The fresh guidelines were put in place to streamline the procedure for grant of Conference Visas to bona fide participants. In the present scenario, security imperatives cannot be ignored. As security vetting is a comprehensive process to be performed within a prescribed time line, a period of six weeks has been prescribed to the organisers to submit the details of the proposals so as to ensure that the clearance from MHA is granted well in time for the event and for the participants so that they are not put to any undue hardship in making their travel plans to attend the conference.
The guidelines are intended to facilitate conferences, not to control free speech or thought.
The recent guidelines on Tourist Visas stipulating a gap of at least two months between two visits to the country on a Tourist Visa have been introduced with a view to curbing the abuse/misuse of Tourist Visa. This stipulation of two months gap does not apply to foreign nationals coming on any other type of visa. This also does not apply to people of Indian origin holding PIO and OCI Cards. In case a foreign national holding a Tourist Visa has to come to the country within the period of two months of his/her last departure due to any exigent situation, he/she may have to obtain special permission from the Mission/Post concerned after duly satisfying the Mission/Post about the exigency.
A provision has also been made for genuine tourists who have to re-enter India largely on account of neighbourhood tourism. In such cases, the Indian Missions/Posts abroad have been authorised to permit two or three entries, subject to submission of a detailed itinerary and supporting documentation (ticket bookings).
Furthermore, instructions have already been issued on 24.12.2009 authorising the Immigration authorities in all the Immigration Check Posts in the country to allow such foreign nationals on Tourist Visas arriving in India without the specific authorisation from the Indian Missions/Posts to make two or three entries into the country (need based), subject to production of an itinerary and supporting documentation (ticket bookings).

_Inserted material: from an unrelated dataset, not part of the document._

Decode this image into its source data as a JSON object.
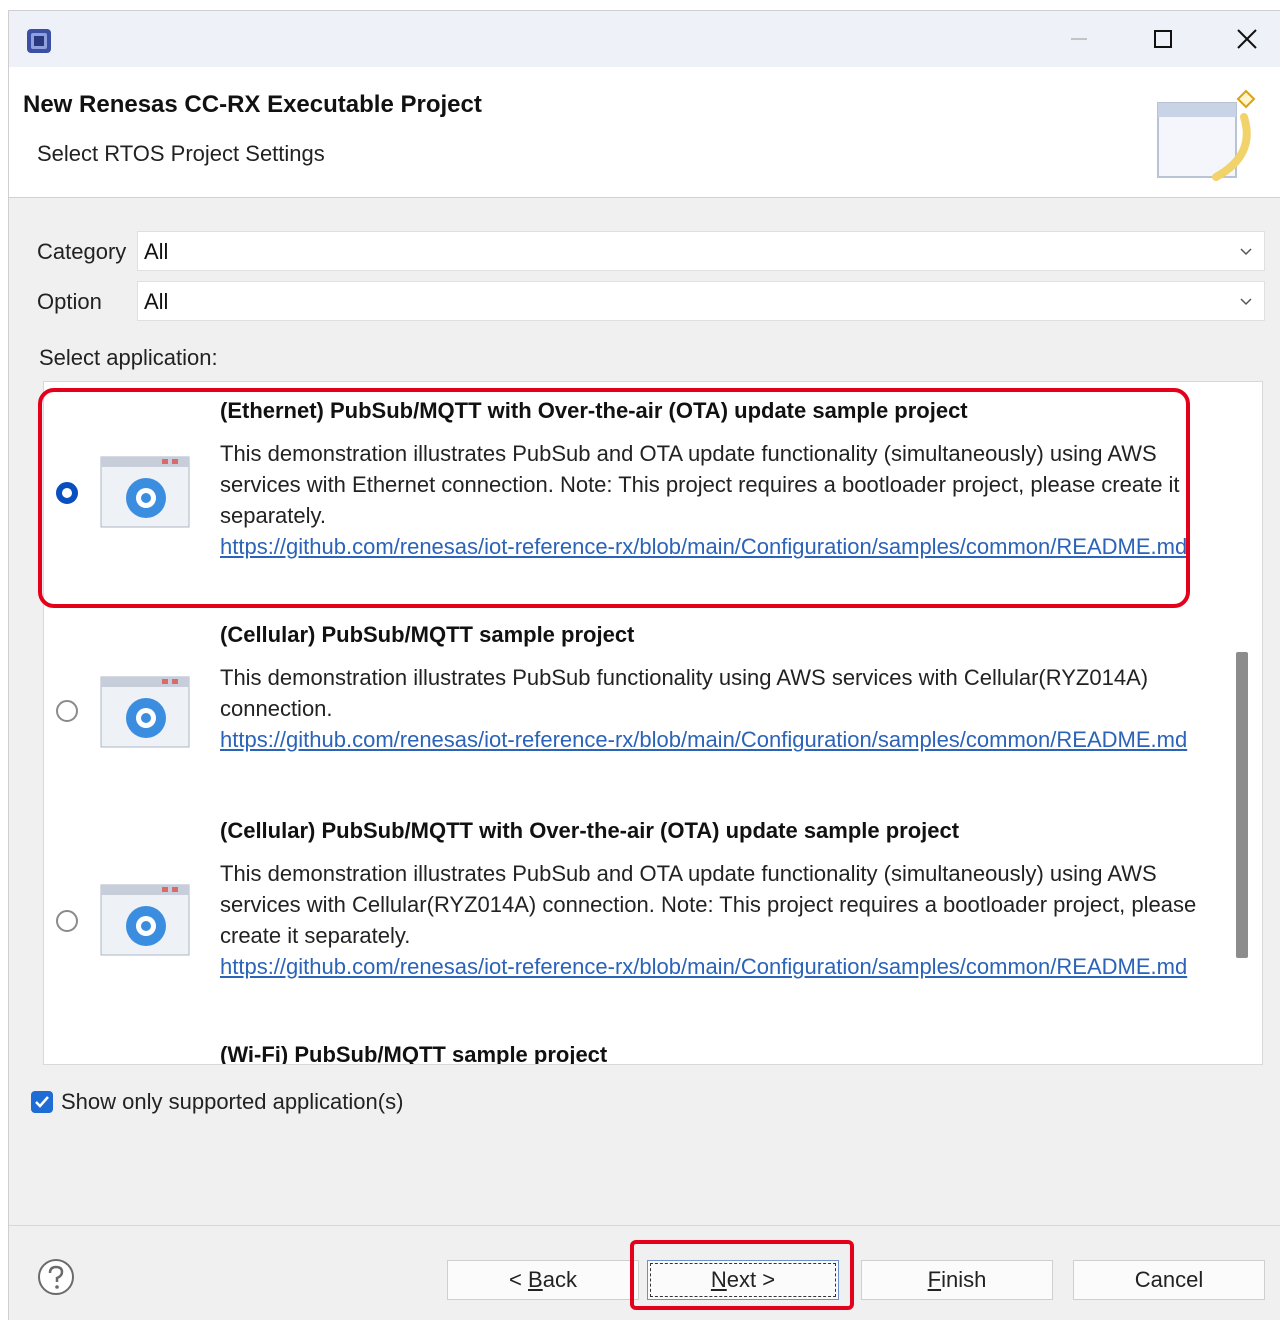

It has also been decided that in emergent cases involving re-entry of persons of Indian origin on Tourist Visa within sixty days, of their earlier departure from India, FRROs may exercise their discretion in allowing such passengers to enter into the country after being convinced of the genuineness of their visit.
Siddharth Varadarajan replies:
Mr. Ashim Khurana is right to say security imperatives cannot be ignored in the present scenario. But why does the visit of a scholar from Europe or America trigger “security imperatives” only when she or he comes for a conference on “politically and socially sensitive subjects” and not when she or he visits India as a tourist? Obviously because the government believes a security threat is posed not by the scholar as an individual but by the views she or he has on "sensitive" subjects, a term so elastic it could cover virtually any topic. As for scholars from the eight blacklisted countries, India issues the maximum tourist visas to Bangladeshis and it is not difficult for a Bangladeshi academic to visit India for tourism. What is it about a “conference” that prompts the MHA to insist on security clearance for the scholar? Clearly, the ministry believes the exchange of ideas with foreign scholars has “security” implications.That is why I said what is being policed here is thought.
As for the two-month cooling off period for foreign visitors — a decision triggered by David Headley's frequent visits to India on a business visa — Mr. Khurana himself admits the stipulation of a two months gap does not apply to foreign nationals coming on any type of visa other than a tourist visa.
Despite all the safeguards and exemptions he has listed, many bona fide tourists and persons of Indian origin not holding PIO/OCI cards have been denied entry because of the new rule. The rule has also deterred potential visitors. Given the expense involved, tourists and Indian-origin visitors want an assurance that they would be allowed in and are unlikely to have confidence in the display of “discretion” by immigration officials.